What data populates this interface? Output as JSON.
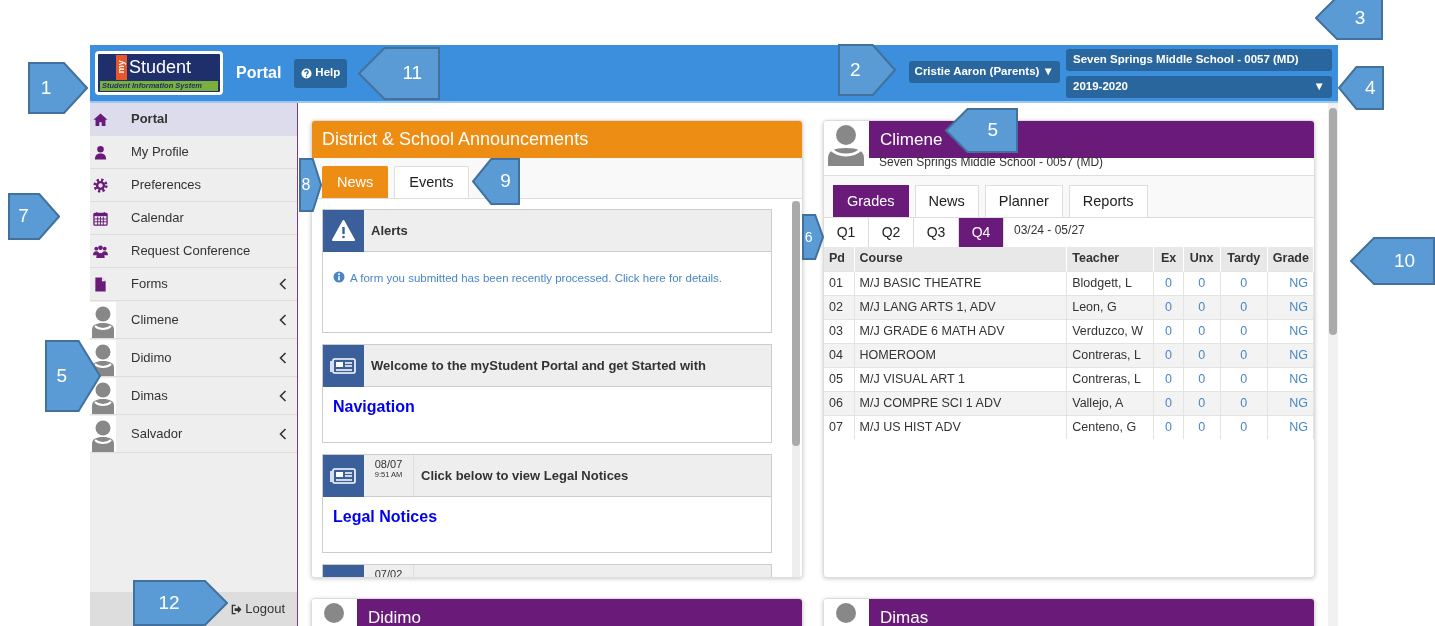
{
  "header": {
    "logo": {
      "prefix": "my",
      "brand": "Student",
      "tagline": "Student Information System"
    },
    "title": "Portal",
    "help_button": "Help",
    "user_menu": "Cristie Aaron (Parents) ▼",
    "school": "Seven Springs Middle School - 0057 (MD)",
    "year": "2019-2020",
    "year_caret": "▼"
  },
  "sidebar": {
    "items": [
      {
        "label": "Portal",
        "kind": "home",
        "selected": true,
        "expandable": false
      },
      {
        "label": "My Profile",
        "kind": "user",
        "selected": false,
        "expandable": false
      },
      {
        "label": "Preferences",
        "kind": "gear",
        "selected": false,
        "expandable": false
      },
      {
        "label": "Calendar",
        "kind": "calendar",
        "selected": false,
        "expandable": false
      },
      {
        "label": "Request Conference",
        "kind": "group",
        "selected": false,
        "expandable": false
      },
      {
        "label": "Forms",
        "kind": "document",
        "selected": false,
        "expandable": true
      },
      {
        "label": "Climene",
        "kind": "student",
        "selected": false,
        "expandable": true
      },
      {
        "label": "Didimo",
        "kind": "student",
        "selected": false,
        "expandable": true
      },
      {
        "label": "Dimas",
        "kind": "student",
        "selected": false,
        "expandable": true
      },
      {
        "label": "Salvador",
        "kind": "student",
        "selected": false,
        "expandable": true
      }
    ],
    "logout": "Logout"
  },
  "announcements": {
    "title": "District & School Announcements",
    "tabs": [
      {
        "label": "News",
        "selected": true
      },
      {
        "label": "Events",
        "selected": false
      }
    ],
    "items": [
      {
        "kind": "alert",
        "title": "Alerts",
        "body": "A form you submitted has been recently processed. Click here for details."
      },
      {
        "kind": "news",
        "title": "Welcome to the myStudent Portal and get Started with",
        "link": "Navigation"
      },
      {
        "kind": "news",
        "date": "08/07",
        "time": "9:51 AM",
        "title": "Click below to view Legal Notices",
        "link": "Legal Notices"
      },
      {
        "kind": "news",
        "date": "07/02"
      }
    ]
  },
  "students": [
    {
      "name": "Climene",
      "school": "Seven Springs Middle School - 0057 (MD)",
      "tabs": [
        {
          "label": "Grades",
          "selected": true
        },
        {
          "label": "News",
          "selected": false
        },
        {
          "label": "Planner",
          "selected": false
        },
        {
          "label": "Reports",
          "selected": false
        }
      ],
      "quarters": [
        {
          "label": "Q1",
          "selected": false
        },
        {
          "label": "Q2",
          "selected": false
        },
        {
          "label": "Q3",
          "selected": false
        },
        {
          "label": "Q4",
          "selected": true
        }
      ],
      "date_range": "03/24 - 05/27",
      "table": {
        "columns": [
          "Pd",
          "Course",
          "Teacher",
          "Ex",
          "Unx",
          "Tardy",
          "Grade"
        ],
        "rows": [
          [
            "01",
            "M/J BASIC THEATRE",
            "Blodgett, L",
            "0",
            "0",
            "0",
            "NG"
          ],
          [
            "02",
            "M/J LANG ARTS 1, ADV",
            "Leon, G",
            "0",
            "0",
            "0",
            "NG"
          ],
          [
            "03",
            "M/J GRADE 6 MATH ADV",
            "Verduzco, W",
            "0",
            "0",
            "0",
            "NG"
          ],
          [
            "04",
            "HOMEROOM",
            "Contreras, L",
            "0",
            "0",
            "0",
            "NG"
          ],
          [
            "05",
            "M/J VISUAL ART 1",
            "Contreras, L",
            "0",
            "0",
            "0",
            "NG"
          ],
          [
            "06",
            "M/J COMPRE SCI 1 ADV",
            "Vallejo, A",
            "0",
            "0",
            "0",
            "NG"
          ],
          [
            "07",
            "M/J US HIST ADV",
            "Centeno, G",
            "0",
            "0",
            "0",
            "NG"
          ]
        ]
      }
    },
    {
      "name": "Didimo"
    },
    {
      "name": "Dimas"
    }
  ],
  "callouts": [
    {
      "number": "1"
    },
    {
      "number": "2"
    },
    {
      "number": "3"
    },
    {
      "number": "4"
    },
    {
      "number": "5"
    },
    {
      "number": "5"
    },
    {
      "number": "6"
    },
    {
      "number": "7"
    },
    {
      "number": "8"
    },
    {
      "number": "9"
    },
    {
      "number": "10"
    },
    {
      "number": "11"
    },
    {
      "number": "12"
    }
  ]
}
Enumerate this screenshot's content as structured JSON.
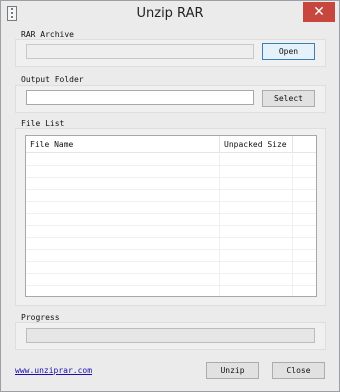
{
  "window": {
    "title": "Unzip RAR"
  },
  "rar_archive": {
    "label": "RAR Archive",
    "value": "",
    "button": "Open"
  },
  "output_folder": {
    "label": "Output Folder",
    "value": "",
    "button": "Select"
  },
  "file_list": {
    "label": "File List",
    "columns": [
      "File Name",
      "Unpacked Size"
    ],
    "rows": []
  },
  "progress": {
    "label": "Progress",
    "value": 0
  },
  "footer": {
    "link": "www.unziprar.com",
    "unzip_button": "Unzip",
    "close_button": "Close"
  },
  "colors": {
    "close_button": "#c7463e",
    "progress_fill": "#06b025",
    "link": "#1a0dab"
  },
  "icons": {
    "app": "archive-icon",
    "close": "close-icon"
  }
}
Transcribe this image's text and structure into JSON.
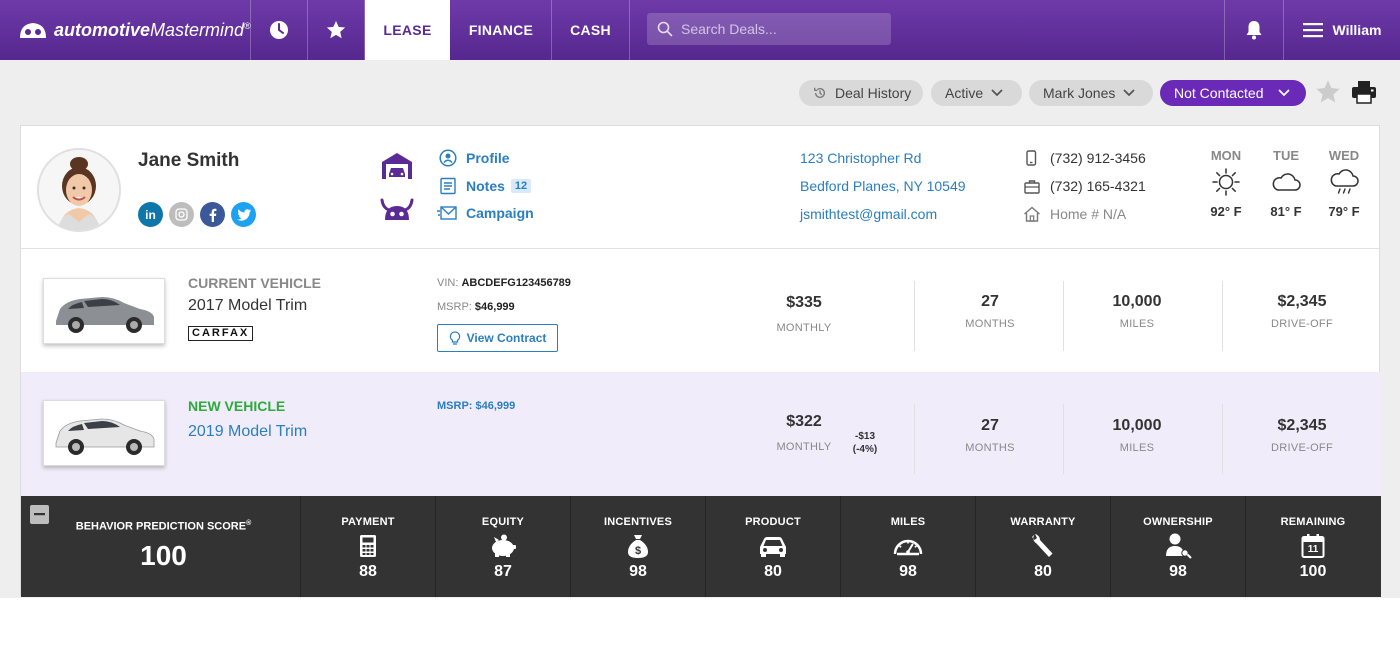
{
  "header": {
    "logo_bold": "automotive",
    "logo_light": "Mastermind",
    "logo_mark": "®",
    "tabs": [
      {
        "label": "LEASE",
        "active": true
      },
      {
        "label": "FINANCE",
        "active": false
      },
      {
        "label": "CASH",
        "active": false
      }
    ],
    "search_placeholder": "Search Deals...",
    "user_name": "William"
  },
  "toolbar": {
    "deal_history": "Deal History",
    "status": "Active",
    "salesperson": "Mark Jones",
    "contact_status": "Not Contacted"
  },
  "customer": {
    "name": "Jane Smith",
    "links": {
      "profile": "Profile",
      "notes": "Notes",
      "notes_count": "12",
      "campaign": "Campaign"
    },
    "address_line1": "123 Christopher Rd",
    "address_line2": "Bedford Planes, NY 10549",
    "email": "jsmithtest@gmail.com",
    "phone_mobile": "(732) 912-3456",
    "phone_work": "(732) 165-4321",
    "phone_home": "Home # N/A",
    "weather": [
      {
        "day": "MON",
        "temp": "92° F",
        "icon": "sun-icon"
      },
      {
        "day": "TUE",
        "temp": "81° F",
        "icon": "cloud-icon"
      },
      {
        "day": "WED",
        "temp": "79° F",
        "icon": "rain-cloud-icon"
      }
    ]
  },
  "current_vehicle": {
    "label": "CURRENT VEHICLE",
    "model": "2017 Model Trim",
    "carfax": "CARFAX",
    "vin_label": "VIN:",
    "vin": "ABCDEFG123456789",
    "msrp_label": "MSRP:",
    "msrp": "$46,999",
    "view_contract": "View Contract",
    "monthly": "$335",
    "monthly_label": "MONTHLY",
    "months": "27",
    "months_label": "MONTHS",
    "miles": "10,000",
    "miles_label": "MILES",
    "driveoff": "$2,345",
    "driveoff_label": "DRIVE-OFF"
  },
  "new_vehicle": {
    "label": "NEW VEHICLE",
    "model": "2019 Model Trim",
    "msrp_text": "MSRP: $46,999",
    "monthly": "$322",
    "monthly_label": "MONTHLY",
    "diff": "-$13",
    "diff_pct": "(-4%)",
    "months": "27",
    "months_label": "MONTHS",
    "miles": "10,000",
    "miles_label": "MILES",
    "driveoff": "$2,345",
    "driveoff_label": "DRIVE-OFF"
  },
  "bps": {
    "title": "BEHAVIOR PREDICTION SCORE",
    "title_mark": "®",
    "score": "100",
    "items": [
      {
        "label": "PAYMENT",
        "value": "88",
        "icon": "calculator-icon"
      },
      {
        "label": "EQUITY",
        "value": "87",
        "icon": "piggy-bank-icon"
      },
      {
        "label": "INCENTIVES",
        "value": "98",
        "icon": "money-bag-icon"
      },
      {
        "label": "PRODUCT",
        "value": "80",
        "icon": "car-icon"
      },
      {
        "label": "MILES",
        "value": "98",
        "icon": "speedometer-icon"
      },
      {
        "label": "WARRANTY",
        "value": "80",
        "icon": "wrench-icon"
      },
      {
        "label": "OWNERSHIP",
        "value": "98",
        "icon": "owner-key-icon"
      },
      {
        "label": "REMAINING",
        "value": "100",
        "icon": "calendar-icon",
        "calendar_day": "11"
      }
    ]
  },
  "colors": {
    "brand_purple": "#5b2b95",
    "accent_purple": "#6a2ab7",
    "link_blue": "#2b7ec1",
    "new_vehicle_green": "#2eaa3c",
    "bps_bg": "#333333"
  }
}
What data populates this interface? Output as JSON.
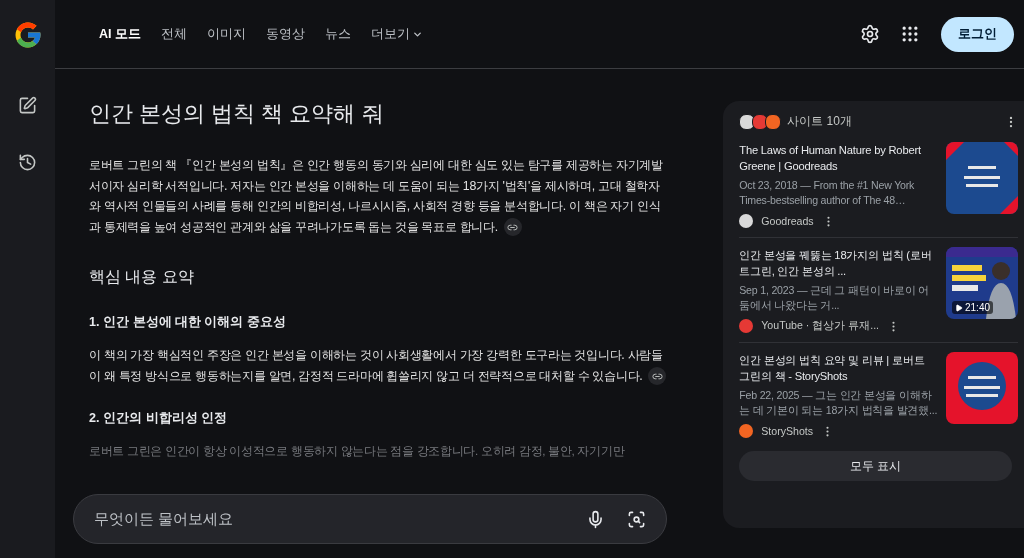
{
  "header": {
    "tabs": [
      {
        "label": "AI 모드",
        "selected": true,
        "kind": "tab"
      },
      {
        "label": "전체",
        "selected": false,
        "kind": "tab"
      },
      {
        "label": "이미지",
        "selected": false,
        "kind": "tab"
      },
      {
        "label": "동영상",
        "selected": false,
        "kind": "tab"
      },
      {
        "label": "뉴스",
        "selected": false,
        "kind": "tab"
      },
      {
        "label": "더보기",
        "selected": false,
        "kind": "menu"
      }
    ],
    "login": "로그인"
  },
  "answer": {
    "title": "인간 본성의 법칙 책 요약해 줘",
    "blocks": [
      {
        "kind": "paragraph",
        "text": "로버트 그린의 책 『인간 본성의 법칙』은 인간 행동의 동기와 심리에 대한 심도 있는 탐구를 제공하는 자기계발서이자 심리학 서적입니다. 저자는 인간 본성을 이해하는 데 도움이 되는 18가지 '법칙'을 제시하며, 고대 철학자와 역사적 인물들의 사례를 통해 인간의 비합리성, 나르시시즘, 사회적 경향 등을 분석합니다. 이 책은 자기 인식과 통제력을 높여 성공적인 관계와 삶을 꾸려나가도록 돕는 것을 목표로 합니다.",
        "cited": true
      },
      {
        "kind": "heading",
        "text": "핵심 내용 요약"
      },
      {
        "kind": "subheading",
        "text": "1. 인간 본성에 대한 이해의 중요성"
      },
      {
        "kind": "paragraph",
        "text": "이 책의 가장 핵심적인 주장은 인간 본성을 이해하는 것이 사회생활에서 가장 강력한 도구라는 것입니다. 사람들이 왜 특정 방식으로 행동하는지를 알면, 감정적 드라마에 휩쓸리지 않고 더 전략적으로 대처할 수 있습니다.",
        "cited": true
      },
      {
        "kind": "subheading",
        "text": "2. 인간의 비합리성 인정"
      },
      {
        "kind": "faded",
        "text": "로버트 그린은 인간이 항상 이성적으로 행동하지 않는다는 점을 강조합니다. 오히려 감정, 불안, 자기기만"
      }
    ]
  },
  "ask": {
    "placeholder": "무엇이든 물어보세요"
  },
  "sources": {
    "count": "사이트 10개",
    "results": [
      {
        "title": "The Laws of Human Nature by Robert Greene | Goodreads",
        "snippet": "Oct 23, 2018 — From the #1 New York Times-bestselling author of The 48…",
        "source": "Goodreads",
        "color": "#d9d9d9",
        "kind": "book-blue"
      },
      {
        "title": "인간 본성을 꿰뚫는 18가지의 법칙 (로버트그린, 인간 본성의 ...",
        "snippet": "Sep 1, 2023 — 근데 그 패턴이 바로이 어둠에서 나왔다는 거...",
        "source": "YouTube · 협상가 류재...",
        "color": "#e53935",
        "kind": "video",
        "duration": "21:40"
      },
      {
        "title": "인간 본성의 법칙 요약 및 리뷰 | 로버트 그린의 책 - StoryShots",
        "snippet": "Feb 22, 2025 — 그는 인간 본성을 이해하는 데 기본이 되는 18가지 법칙을 발견했...",
        "source": "StoryShots",
        "color": "#f26522",
        "kind": "book-red"
      }
    ],
    "show_all": "모두 표시"
  }
}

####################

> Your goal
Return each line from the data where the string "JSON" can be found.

> Answer below
What data populates this interface? Output as JSON.
Enumerate this screenshot's content as structured JSON.
Transcribe this image's text and structure into JSON.
What data populates this interface? Output as JSON.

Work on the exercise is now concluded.